Global Epidemiology of Thalassaemia
• Population: 170-180 million
• Carrier frequency: In Dhaka city, Beta thalassaemia carrier is 4.1%, HbE is 6.1 and thee is higher carrier frequency of HbE in tribal population in hill tract area reaching upto 41.7% and in Dinajpur district, HB E carrier frequency is 16-17%.
• Expected birth of thalassaemia patient each year = 15-16000/year with extreme phenotypic variability from transfusion dependent thalassaemia (TDT) to transfusion independent thalassaemia so called NTDT.
• Number of TDT patient: 2000-3000 (Beta Thalassaemia +E-Beta Thalassaemia) in each year added to national thalassaemia pool.
• Population: 19 million
• Carrier frequency: 2.2%
• Expected birth of thalassaemia patient each year = 62/year
• Number of TDT patient: 2000 (Beta Thalassaemia) + 1000 (E-Beta Thalassaemia)
• About 40% of patients are Hb E/Beta thalassaemia which costs about 5% of annual national health budget.
• Population: 0.4 million
• Carrier frequency: 16-18%
• Expected birth of thalassaemia patient each year = 28
• Number of TDT patient: 2000 (Beta Thalassaemia) + 1000 (E-Beta Thalassaemia)
(If we consider for same carrier frequency, 28X16/0.35 = 12,800 patients will be added in BD every year (new patient))
• Total population = 1300 million
• Number of new patients with thalassaemia = 10,000 in each year
• Overall Carrier frequency = 19%
• Number of new patient each year = 5000 – 6000
• Number of affected patient (Total) = 100,000 with symptomatic disease require regular BT.
• Population: 7.4 million
• Carrier frequency: 4,5% for alpha and 3-6% for beta thalassaemia
• Expected birth of thalassaemia patient each year = 28
• Total Number of TDT patient: 330 (Beta Thalassaemia) + 1000 (E-Beta Thalassaemia)
(If we consider for same carrier frequency in BD, then 7500 patients will be added in every year (new patient) in thalassaemia pool.)
Carrier frequency = 19%
• Population: 70 million
• Carrier frequency: 1/10000 (same is also in other European countries)
• Number of TDT patient: 7000
(If we consider for same carrier frequency, 17000 patients will be added in BD every year (new patient))
Beta thalassaemia & HbE/Beta Thalassaemia
• Carrier frequency: (1.5% of the global population)
• Total population of carrier = 80 to 90 million
• Number of new cases each year (all): 300,000
• Number of diseased patients (BTM) = 68,000 (TDT); symptomatic require regular blood transfusion.
• Total number patient affected with E/Beta thalassaemia 100,000. Among them, 20,000 are present with severe forms of thalassaemia that is designated now TDT and 50% of them are severe form of TDT accounting 30-50% of beta thalassaemia.

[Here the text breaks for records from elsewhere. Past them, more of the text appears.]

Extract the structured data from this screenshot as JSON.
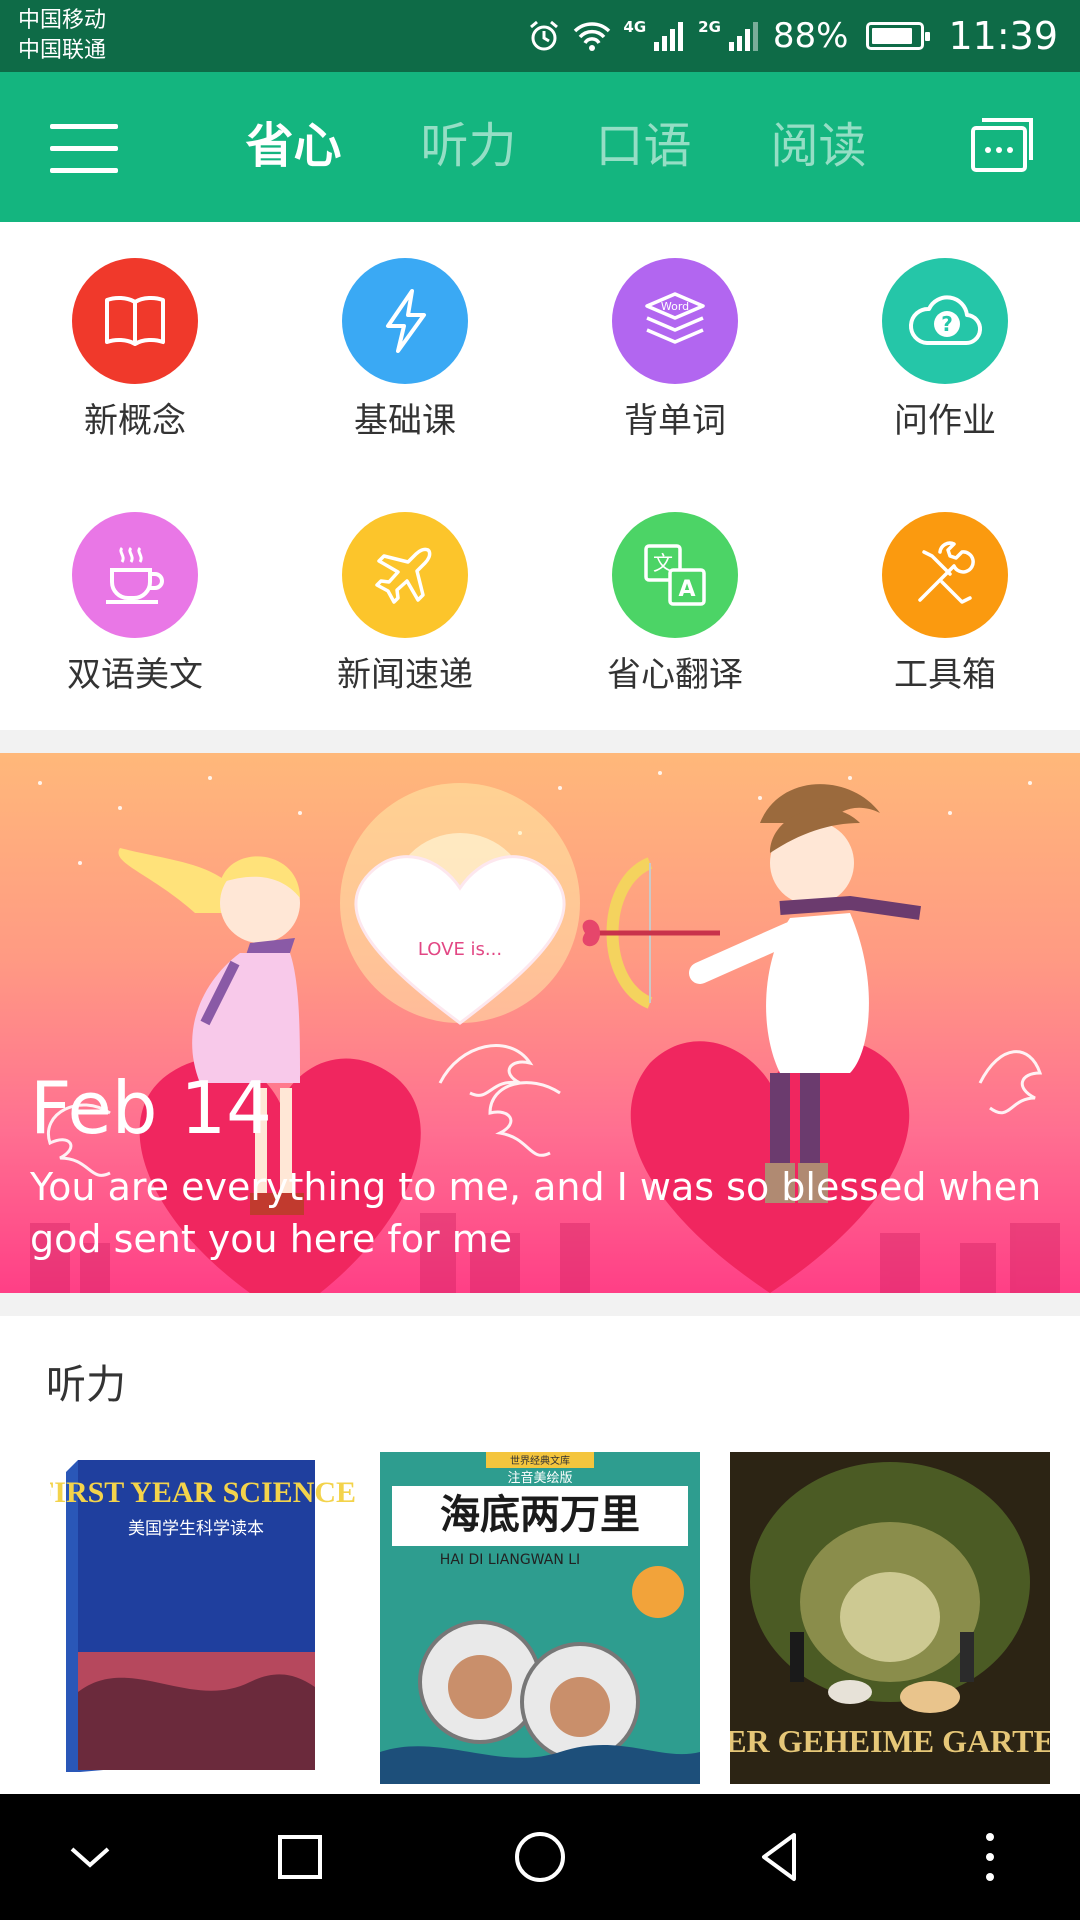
{
  "status_bar": {
    "carrier_1": "中国移动",
    "carrier_2": "中国联通",
    "net_1": "4G",
    "net_2": "2G",
    "battery": "88%",
    "battery_level": 0.88,
    "time": "11:39"
  },
  "app_bar": {
    "tabs": [
      {
        "label": "省心",
        "active": true
      },
      {
        "label": "听力",
        "active": false
      },
      {
        "label": "口语",
        "active": false
      },
      {
        "label": "阅读",
        "active": false
      }
    ],
    "menu_icon": "hamburger-icon",
    "message_icon": "chat-icon"
  },
  "grid": [
    {
      "label": "新概念",
      "color": "#f0392b",
      "icon": "book-icon"
    },
    {
      "label": "基础课",
      "color": "#3aa9f4",
      "icon": "lightning-icon"
    },
    {
      "label": "背单词",
      "color": "#b266f0",
      "icon": "word-stack-icon"
    },
    {
      "label": "问作业",
      "color": "#25c6a8",
      "icon": "question-cloud-icon"
    },
    {
      "label": "双语美文",
      "color": "#e977e6",
      "icon": "coffee-icon"
    },
    {
      "label": "新闻速递",
      "color": "#fcc52b",
      "icon": "airplane-icon"
    },
    {
      "label": "省心翻译",
      "color": "#4cd466",
      "icon": "translate-icon"
    },
    {
      "label": "工具箱",
      "color": "#fb9a0f",
      "icon": "tools-icon"
    }
  ],
  "banner": {
    "heart_text": "LOVE is...",
    "date": "Feb 14",
    "quote": "You are everything to me, and I was so blessed when god sent you here for me"
  },
  "listening": {
    "title": "听力",
    "books": [
      {
        "title": "FIRST YEAR SCIENCE",
        "subtitle": "美国学生科学读本"
      },
      {
        "title": "海底两万里",
        "subtitle": "HAI DI LIANGWAN LI",
        "series": "世界经典文库",
        "edition": "注音美绘版"
      },
      {
        "title": "DER GEHEIME GARTEN"
      }
    ]
  },
  "nav_bar": {
    "icons": [
      "chevron-down-icon",
      "recent-apps-icon",
      "home-icon",
      "back-icon",
      "more-icon"
    ]
  }
}
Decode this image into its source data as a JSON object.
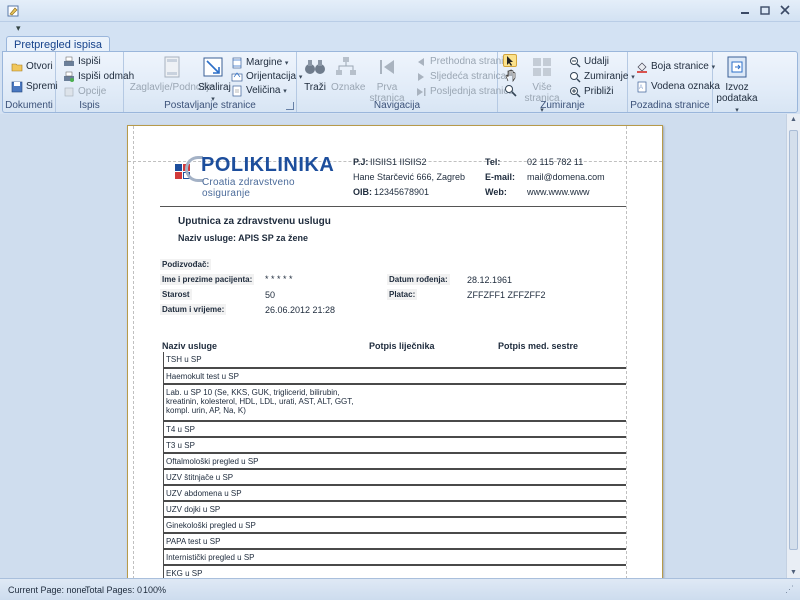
{
  "window": {
    "qat_label": "▾"
  },
  "tab": {
    "label": "Pretpregled ispisa"
  },
  "ribbon": {
    "dokumenti": {
      "label": "Dokumenti",
      "open": "Otvori",
      "save": "Spremi"
    },
    "ispis": {
      "label": "Ispis",
      "print": "Ispiši",
      "print_now": "Ispiši odmah",
      "options": "Opcije"
    },
    "postavljanje": {
      "label": "Postavljanje stranice",
      "header_footer": "Zaglavlje/Podnožje",
      "scale": "Skaliraj",
      "margins": "Margine",
      "orientation": "Orijentacija",
      "size": "Veličina"
    },
    "navigacija": {
      "label": "Navigacija",
      "find": "Traži",
      "bookmarks": "Oznake",
      "first_page": "Prva stranica",
      "prev_page": "Prethodna stranica",
      "next_page": "Sljedeća stranica",
      "last_page": "Posljednja stranica"
    },
    "zumiranje": {
      "label": "Zumiranje",
      "more_pages": "Više stranica",
      "zoom_out": "Udalji",
      "zoom": "Zumiranje",
      "zoom_in": "Približi"
    },
    "pozadina": {
      "label": "Pozadina stranice",
      "page_color": "Boja stranice",
      "watermark": "Vodena oznaka"
    },
    "izvoz": {
      "label": "Izvoz podataka"
    }
  },
  "document": {
    "logo": {
      "main": "POLIKLINIKA",
      "sub": "Croatia zdravstveno osiguranje"
    },
    "header": {
      "pj_label": "P.J:",
      "pj_value": "IISIIS1 IISIIS2",
      "address": "Hane Starčević 666, Zagreb",
      "oib_label": "OIB:",
      "oib_value": "12345678901",
      "tel_label": "Tel:",
      "tel_value": "02 115 782 11",
      "email_label": "E-mail:",
      "email_value": "mail@domena.com",
      "web_label": "Web:",
      "web_value": "www.www.www"
    },
    "title": "Uputnica za zdravstvenu uslugu",
    "service_name": "Naziv usluge: APIS SP za žene",
    "fields": {
      "podizvodac_label": "Podizvođač:",
      "patient_label": "Ime i prezime pacijenta:",
      "patient_value": "* * * * *",
      "age_label": "Starost",
      "age_value": "50",
      "datetime_label": "Datum i vrijeme:",
      "datetime_value": "26.06.2012 21:28",
      "dob_label": "Datum rođenja:",
      "dob_value": "28.12.1961",
      "payer_label": "Platac:",
      "payer_value": "ZFFZFF1 ZFFZFF2"
    },
    "table": {
      "col_service": "Naziv usluge",
      "col_doctor": "Potpis liječnika",
      "col_nurse": "Potpis med. sestre",
      "rows": [
        "TSH u SP",
        "Haemokult test u SP",
        "Lab. u SP 10 (Se, KKS, GUK, triglicerid, bilirubin, kreatinin, kolesterol, HDL, LDL, urati, AST, ALT, GGT, kompl. urin, AP, Na, K)",
        "T4 u SP",
        "T3 u SP",
        "Oftalmološki pregled u SP",
        "UZV štitnjače u SP",
        "UZV abdomena u SP",
        "UZV dojki u SP",
        "Ginekološki pregled u SP",
        "PAPA test u SP",
        "Internistički pregled u SP",
        "EKG u SP"
      ]
    }
  },
  "status": {
    "current_page": "Current Page: none",
    "total_pages": "Total Pages: 0",
    "zoom": "100%"
  }
}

• In Bangladesh, the frequency of E/Beta is 5-6 times higher than beta thalassaemia major among them 60-70% are NTDT (non-transfusion dependant thalassaemia).
• 23,000 children are born with transfusion-dependent β-thalassemia major each year in Southeast Asia.
• Low- or middle-income countries of the tropical belt –sub-Saharan Africa, Mediterranean region and the Middle East, to South and Southeast Asia.
• Countries with high frequency of Hb E are: India, Bangladesh, Thailand, Laos, and Cambodia
• Hereditary persistence of fetal hemoglobin (HPFH) mostly found in Greeks and Blacks.
• α-Thalassemia is the most common inherited disorder of haemoglobin.
• Around 5% of the world’s population being carriers
• An approximate of 1,000,000 patients affected with the various α-thalassemia syndromes worldwide.
• Globally, more than 5,000 children are born each year with the severe form of α-thalassemia, α-thalassemia major or hemoglobin Bart’s hydrops fetalis.
• The annual number of births for the NTDT form of α-thalassemia, α-thalassemia intermedia or hemoglobin H disease, is approximately 10,000.